How we identify the entrepreneurs and companies with whom we choose to work.
Ask 100 people how they would describe an “exceptional” entrepreneur, and you’ll probably get 100 different answers. Having met and worked with hundreds of entrepreneurs over the years, it’ll probably come as little surprise that we have our own view of what being an “exceptional” entrepreneur means. We share this to help you better understand the traits we value most -- and to help you understand whether or not Fundamental is a good fit for you and your business.
Before we go further, however, it is important to note that there are two things you won’t find on our list: First, no particular credentials or experiences are required. We are interested entirely in the character traits of the entrepreneurs we back, because experience tells us it is these qualities that make the difference between a run-of-the-mill entrepreneur and an exceptional one.
Second, there are no prescriptions for how to act. Leadership is a learned skill. Entrepreneurs are often equipped to develop certain leadership attributes more quickly, while others take more time. There are many paths to becoming a great leader, but each one is built on the foundation of character. This is why we care less about how an entrepreneur acts in any particular setting than we do about the foundational traits that guide them.
There are many ways character manifests -- prior team experiences, a personal interview, negotiations, and beyond. It is hard to put a finer point on how we come to learn about the entrepreneur traits that we back, but in short, our antenna is generally more sensitive to “Who are they?” rather than “What have they done?” or “What do they want to be?”
So what do we look for?
There is an internal compass in each of us. One thing we know from experience is that every entrepreneur will face any number of difficult challenges -- and will have to make big decisions under great pressure. Even the best entrepreneurs make significant mistakes along the way, but the ones with integrity won’t rationalize unethical shortcuts or dishonesty.
There is perhaps no greater predictor of success than curiosity level. This applies as much in business as it does in any other competitive arena. Understanding how something works at the most granular level is the only course to mastering it. It is why Steve Jobs labored endlessly over the smallest design features and why Vince Lombardi-coached teams practiced the sweep play (literally) thousands of times. We like the entrepreneurs that instinctively roll up their sleeves and are curious to understand the facts. On the other hand, we find it hard to warm up to entrepreneurs that know their “pitch” better than their facts and seem too inclined to delegate knowledge of the facts.
There are only so many hours in the day, and the competition, no matter your industry, is intense. We think there are barely enough hours in the day to build a terrific business and still have a reasonably balanced personal life. Having balance in life is critical to business success in our view, but “balance” is the keyword. We often run into entrepreneurs that seem to do a lot of things and prioritize items that seem like a lot of fun, but also seem extraneous from our lens. So when we run across entrepreneurs that have a lot of what seems to us to be competing interests, we think “good for them” -- and “not so good for us.” We prefer to just be friends with these entrepreneurs.

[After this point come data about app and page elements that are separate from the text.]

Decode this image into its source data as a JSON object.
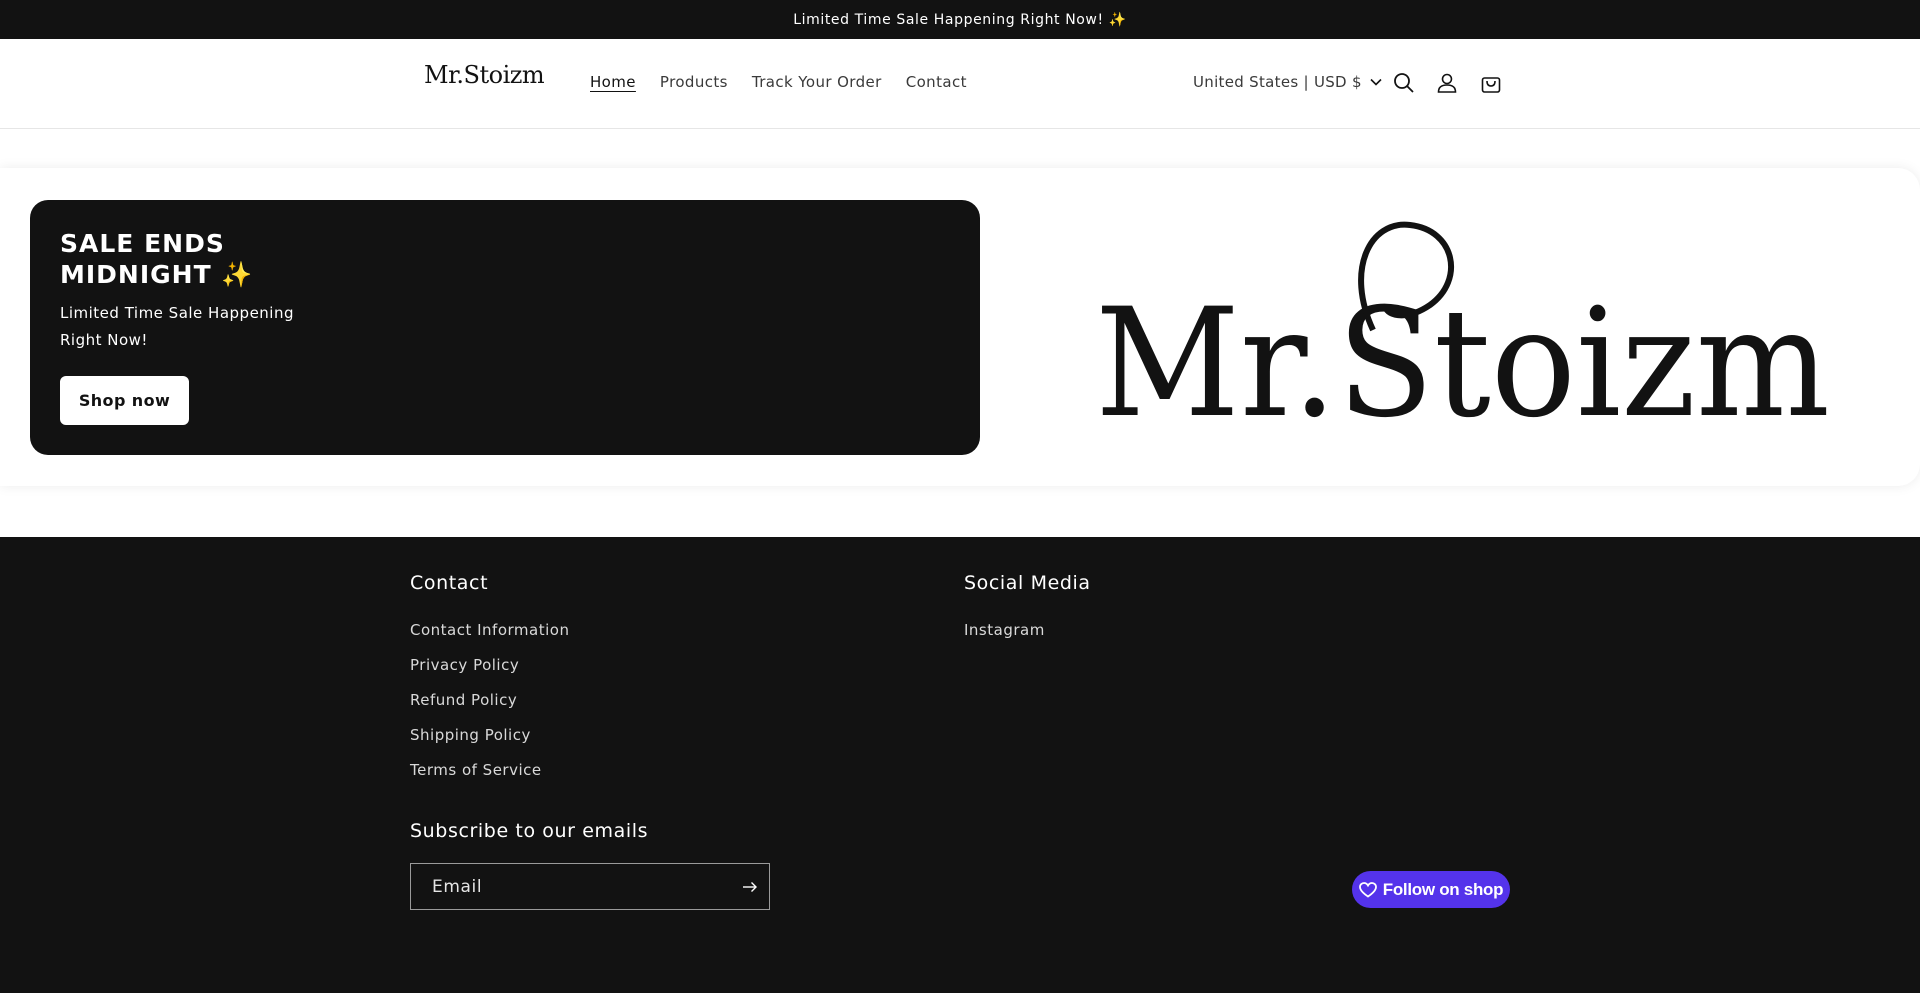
{
  "announcement": {
    "text": "Limited Time Sale Happening Right Now! ✨"
  },
  "header": {
    "logo": "Mr.Stoizm",
    "nav": [
      {
        "label": "Home",
        "active": true
      },
      {
        "label": "Products",
        "active": false
      },
      {
        "label": "Track Your Order",
        "active": false
      },
      {
        "label": "Contact",
        "active": false
      }
    ],
    "locale": "United States | USD $",
    "icons": [
      "search-icon",
      "account-icon",
      "cart-icon",
      "chevron-down-icon"
    ]
  },
  "banner": {
    "title": "SALE ENDS MIDNIGHT ✨",
    "subtitle": "Limited Time Sale Happening Right Now!",
    "button": "Shop now",
    "image_logo": "Mr.Stoizm"
  },
  "footer": {
    "contact": {
      "heading": "Contact",
      "links": [
        "Contact Information",
        "Privacy Policy",
        "Refund Policy",
        "Shipping Policy",
        "Terms of Service"
      ]
    },
    "social": {
      "heading": "Social Media",
      "links": [
        "Instagram"
      ]
    },
    "subscribe": {
      "heading": "Subscribe to our emails",
      "email_placeholder": "Email"
    },
    "follow_button": "Follow on shop"
  },
  "colors": {
    "dark": "#121212",
    "white": "#ffffff",
    "shop_purple": "#5433eb"
  }
}
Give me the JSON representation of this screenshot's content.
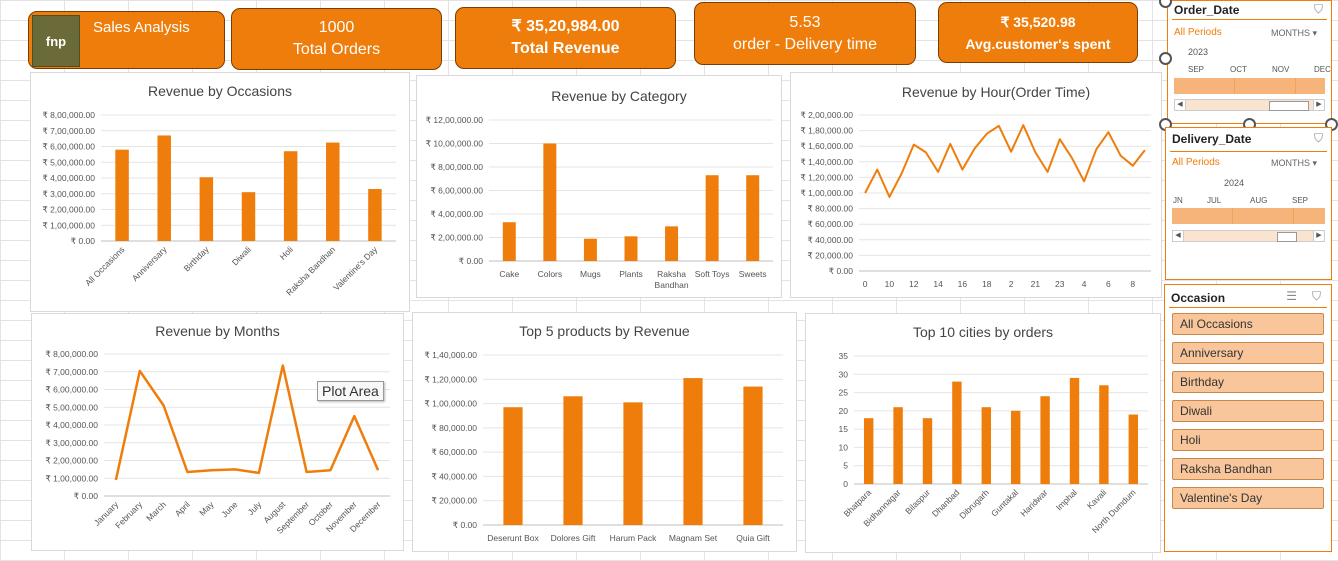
{
  "kpis": {
    "title": "Sales Analysis",
    "logo_text": "fnp",
    "orders_value": "1000",
    "orders_label": "Total Orders",
    "revenue_value": "₹ 35,20,984.00",
    "revenue_label": "Total Revenue",
    "delivery_value": "5.53",
    "delivery_label": "order - Delivery time",
    "spent_value": "₹ 35,520.98",
    "spent_label": "Avg.customer's spent"
  },
  "tooltip": "Plot Area",
  "slicers": {
    "order_date": {
      "title": "Order_Date",
      "all_periods": "All Periods",
      "unit": "MONTHS",
      "year": "2023",
      "months": [
        "SEP",
        "OCT",
        "NOV",
        "DEC"
      ]
    },
    "delivery_date": {
      "title": "Delivery_Date",
      "all_periods": "All Periods",
      "unit": "MONTHS",
      "year": "2024",
      "months": [
        "JN",
        "JUL",
        "AUG",
        "SEP"
      ]
    },
    "occasion": {
      "title": "Occasion",
      "items": [
        "All Occasions",
        "Anniversary",
        "Birthday",
        "Diwali",
        "Holi",
        "Raksha Bandhan",
        "Valentine's Day"
      ]
    }
  },
  "colors": {
    "accent": "#ef7d0b",
    "bar": "#ef7d0b"
  },
  "chart_data": [
    {
      "id": "occasions",
      "type": "bar",
      "title": "Revenue by Occasions",
      "categories": [
        "All Occasions",
        "Anniversary",
        "Birthday",
        "Diwali",
        "Holi",
        "Raksha Bandhan",
        "Valentine's Day"
      ],
      "values": [
        580000,
        670000,
        405000,
        310000,
        570000,
        625000,
        330000
      ],
      "ylim": [
        0,
        800000
      ],
      "step": 100000,
      "yticks_fmt": "₹ {v}",
      "rotate_labels": true
    },
    {
      "id": "category",
      "type": "bar",
      "title": "Revenue by Category",
      "categories": [
        "Cake",
        "Colors",
        "Mugs",
        "Plants",
        "Raksha Bandhan",
        "Soft Toys",
        "Sweets"
      ],
      "values": [
        330000,
        1000000,
        190000,
        210000,
        295000,
        730000,
        730000
      ],
      "ylim": [
        0,
        1200000
      ],
      "step": 200000,
      "rotate_labels": false
    },
    {
      "id": "hour",
      "type": "line",
      "title": "Revenue by Hour(Order Time)",
      "categories": [
        "0",
        "1",
        "10",
        "11",
        "12",
        "13",
        "14",
        "15",
        "16",
        "17",
        "18",
        "19",
        "2",
        "20",
        "21",
        "22",
        "23",
        "3",
        "4",
        "5",
        "6",
        "7",
        "8",
        "9"
      ],
      "xtick_labels": [
        "0",
        "10",
        "12",
        "14",
        "16",
        "18",
        "2",
        "21",
        "23",
        "4",
        "6",
        "8"
      ],
      "values": [
        100000,
        130000,
        95000,
        125000,
        162000,
        152000,
        127000,
        163000,
        130000,
        157000,
        176000,
        186000,
        153000,
        187000,
        152000,
        127000,
        169000,
        145000,
        115000,
        156000,
        178000,
        148000,
        135000,
        155000
      ],
      "ylim": [
        0,
        200000
      ],
      "step": 20000
    },
    {
      "id": "months",
      "type": "line",
      "title": "Revenue by Months",
      "categories": [
        "January",
        "February",
        "March",
        "April",
        "May",
        "June",
        "July",
        "August",
        "September",
        "October",
        "November",
        "December"
      ],
      "values": [
        90000,
        705000,
        510000,
        135000,
        145000,
        150000,
        130000,
        735000,
        135000,
        145000,
        450000,
        145000
      ],
      "ylim": [
        0,
        800000
      ],
      "step": 100000,
      "rotate_labels": true
    },
    {
      "id": "products",
      "type": "bar",
      "title": "Top 5 products by Revenue",
      "categories": [
        "Deserunt Box",
        "Dolores Gift",
        "Harum Pack",
        "Magnam Set",
        "Quia Gift"
      ],
      "values": [
        97000,
        106000,
        101000,
        121000,
        114000
      ],
      "ylim": [
        0,
        140000
      ],
      "step": 20000,
      "rotate_labels": false
    },
    {
      "id": "cities",
      "type": "bar",
      "title": "Top 10 cities by orders",
      "categories": [
        "Bhatpara",
        "Bidhannagar",
        "Bilaspur",
        "Dhanbad",
        "Dibrugarh",
        "Guntakal",
        "Haridwar",
        "Imphal",
        "Kavali",
        "North Dumdum"
      ],
      "values": [
        18,
        21,
        18,
        28,
        21,
        20,
        24,
        29,
        27,
        19
      ],
      "ylim": [
        0,
        35
      ],
      "step": 5,
      "rotate_labels": true
    }
  ]
}
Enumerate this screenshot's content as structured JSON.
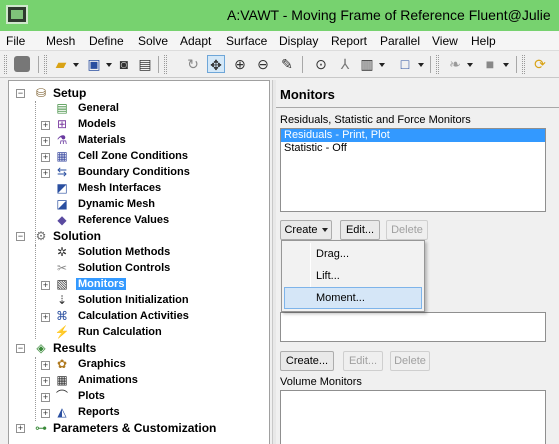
{
  "window": {
    "title": "A:VAWT - Moving Frame of Reference Fluent@Julie"
  },
  "menu": [
    "File",
    "Mesh",
    "Define",
    "Solve",
    "Adapt",
    "Surface",
    "Display",
    "Report",
    "Parallel",
    "View",
    "Help"
  ],
  "toolbar_icons": [
    "grip",
    "stop-icon",
    "open-folder-icon",
    "save-icon",
    "camera-icon",
    "print-icon",
    "rotate-icon",
    "pan-icon",
    "zoom-in-icon",
    "zoom-fit-icon",
    "probe-icon",
    "zoom-box-icon",
    "axes-icon",
    "layout-icon",
    "view-icon",
    "mouse-icon",
    "color-icon",
    "refresh-icon"
  ],
  "tree": {
    "setup": {
      "label": "Setup",
      "children": [
        "General",
        "Models",
        "Materials",
        "Cell Zone Conditions",
        "Boundary Conditions",
        "Mesh Interfaces",
        "Dynamic Mesh",
        "Reference Values"
      ]
    },
    "solution": {
      "label": "Solution",
      "children": [
        "Solution Methods",
        "Solution Controls",
        "Monitors",
        "Solution Initialization",
        "Calculation Activities",
        "Run Calculation"
      ]
    },
    "results": {
      "label": "Results",
      "children": [
        "Graphics",
        "Animations",
        "Plots",
        "Reports"
      ]
    },
    "params": {
      "label": "Parameters & Customization"
    }
  },
  "monitors": {
    "title": "Monitors",
    "residuals_label": "Residuals, Statistic and Force Monitors",
    "residual_items": [
      "Residuals - Print, Plot",
      "Statistic - Off"
    ],
    "create_label": "Create",
    "edit_label": "Edit...",
    "delete_label": "Delete",
    "create2_label": "Create...",
    "edit2_label": "Edit...",
    "delete2_label": "Delete",
    "volume_label": "Volume Monitors"
  },
  "popup": [
    "Drag...",
    "Lift...",
    "Moment..."
  ],
  "colors": {
    "title_bar": "#77d26f",
    "selection": "#3399ff",
    "menu_hover": "#d5e6f7"
  }
}
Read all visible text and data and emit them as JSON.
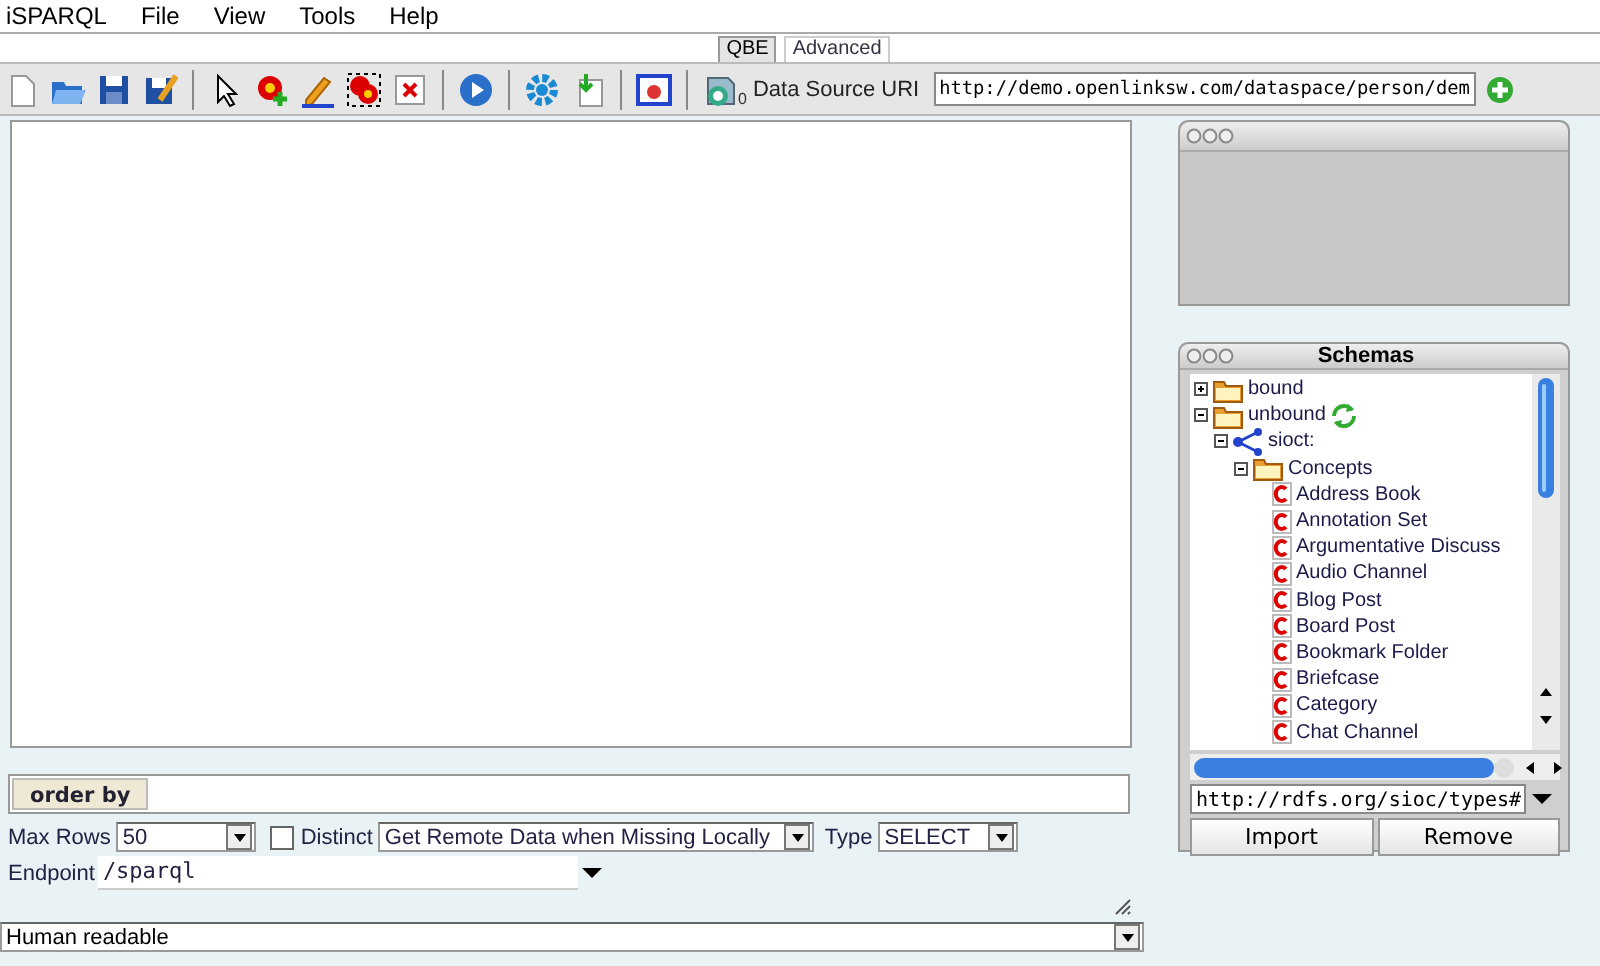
{
  "menu_bar": {
    "app_name": "iSPARQL",
    "items": [
      "File",
      "View",
      "Tools",
      "Help"
    ]
  },
  "tabs": [
    {
      "label": "QBE",
      "selected": true
    },
    {
      "label": "Advanced",
      "selected": false
    }
  ],
  "toolbar": {
    "dataset_count": "0",
    "data_source_label": "Data Source URI",
    "data_source_value": "http://demo.openlinksw.com/dataspace/person/dem"
  },
  "schemas_panel": {
    "title": "Schemas",
    "tree": [
      {
        "label": "bound",
        "kind": "folder",
        "expanded": false
      },
      {
        "label": "unbound",
        "kind": "folder",
        "expanded": true,
        "refresh": true,
        "children": [
          {
            "label": "sioct:",
            "kind": "namespace",
            "expanded": true,
            "children": [
              {
                "label": "Concepts",
                "kind": "folder",
                "expanded": true,
                "children": [
                  {
                    "label": "Address Book",
                    "kind": "class"
                  },
                  {
                    "label": "Annotation Set",
                    "kind": "class"
                  },
                  {
                    "label": "Argumentative Discuss",
                    "kind": "class"
                  },
                  {
                    "label": "Audio Channel",
                    "kind": "class"
                  },
                  {
                    "label": "Blog Post",
                    "kind": "class"
                  },
                  {
                    "label": "Board Post",
                    "kind": "class"
                  },
                  {
                    "label": "Bookmark Folder",
                    "kind": "class"
                  },
                  {
                    "label": "Briefcase",
                    "kind": "class"
                  },
                  {
                    "label": "Category",
                    "kind": "class"
                  },
                  {
                    "label": "Chat Channel",
                    "kind": "class"
                  }
                ]
              }
            ]
          }
        ]
      }
    ],
    "schema_uri": "http://rdfs.org/sioc/types#",
    "buttons": [
      "Import",
      "Remove"
    ]
  },
  "order_by": {
    "label": "order by"
  },
  "options": {
    "max_rows_label": "Max Rows",
    "max_rows": "50",
    "distinct_label": "Distinct",
    "distinct": false,
    "fetch_mode": "Get Remote Data when Missing Locally",
    "type_label": "Type",
    "type": "SELECT",
    "endpoint_label": "Endpoint",
    "endpoint": "/sparql"
  },
  "output_format": "Human readable"
}
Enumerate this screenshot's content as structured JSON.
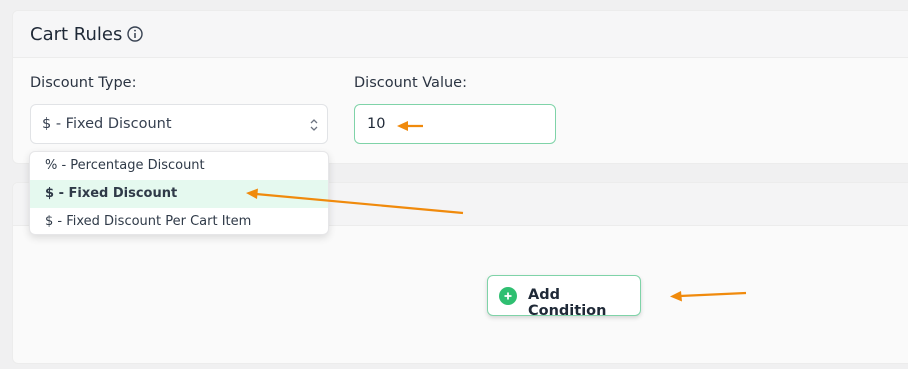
{
  "cart_rules": {
    "title": "Cart Rules",
    "info_icon": "info-icon"
  },
  "discount_type": {
    "label": "Discount Type:",
    "selected": "$ - Fixed Discount",
    "options": [
      "% - Percentage Discount",
      "$ - Fixed Discount",
      "$ - Fixed Discount Per Cart Item"
    ],
    "highlighted_index": 1
  },
  "discount_value": {
    "label": "Discount Value:",
    "value": "10"
  },
  "add_condition": {
    "label": "Add Condition",
    "icon": "plus-circle-icon"
  },
  "colors": {
    "accent": "#2fbf71",
    "annotation_arrow": "#f08a0c",
    "highlight": "#e5f9ef"
  }
}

There is really no substitute for the instinct to do more with less -- and it’s among the most important traits for an entrepreneur to possess, in our view. Legendary venture capitalist John Doerr once defined an exceptional entrepreneur as one “that can do incredibly big things with an incredibly small amount of money.” We agree with his sentiment totally and are thrilled when we meet an entrepreneur that embodies the spirit of being a “bootstrapper.”
It is terrific for an entrepreneur to have a curious nature. It is paramount, however, that the passion for details not translate into a “do it all by myself” approach. Assembling the right team for any project is the key to its success. Great entrepreneurs both attract and inspire their colleagues, and this is what being a team player means to us. People tend to have an innate bias towards team building and we look for it -- or at least the ability to develop it -- every single time.
There are a ton of decisions at work and in life that are no-brainers. There are also many close calls. We find that judgment in entrepreneurs forms patterns -- and that these patterns tell the story of a person. It’s not about always being right or even having been successful. It’s about the quality of the decisions that have been made.
In closing, there are, of course, many other attributes that contribute to (or detract from) the personality and aptitude of an entrepreneur. But it is these central character traits that matter most to us, because it is these character traits that have defined our successful experiences with entrepreneurs in the past. See yourself in this description? We’d love to have a conversation.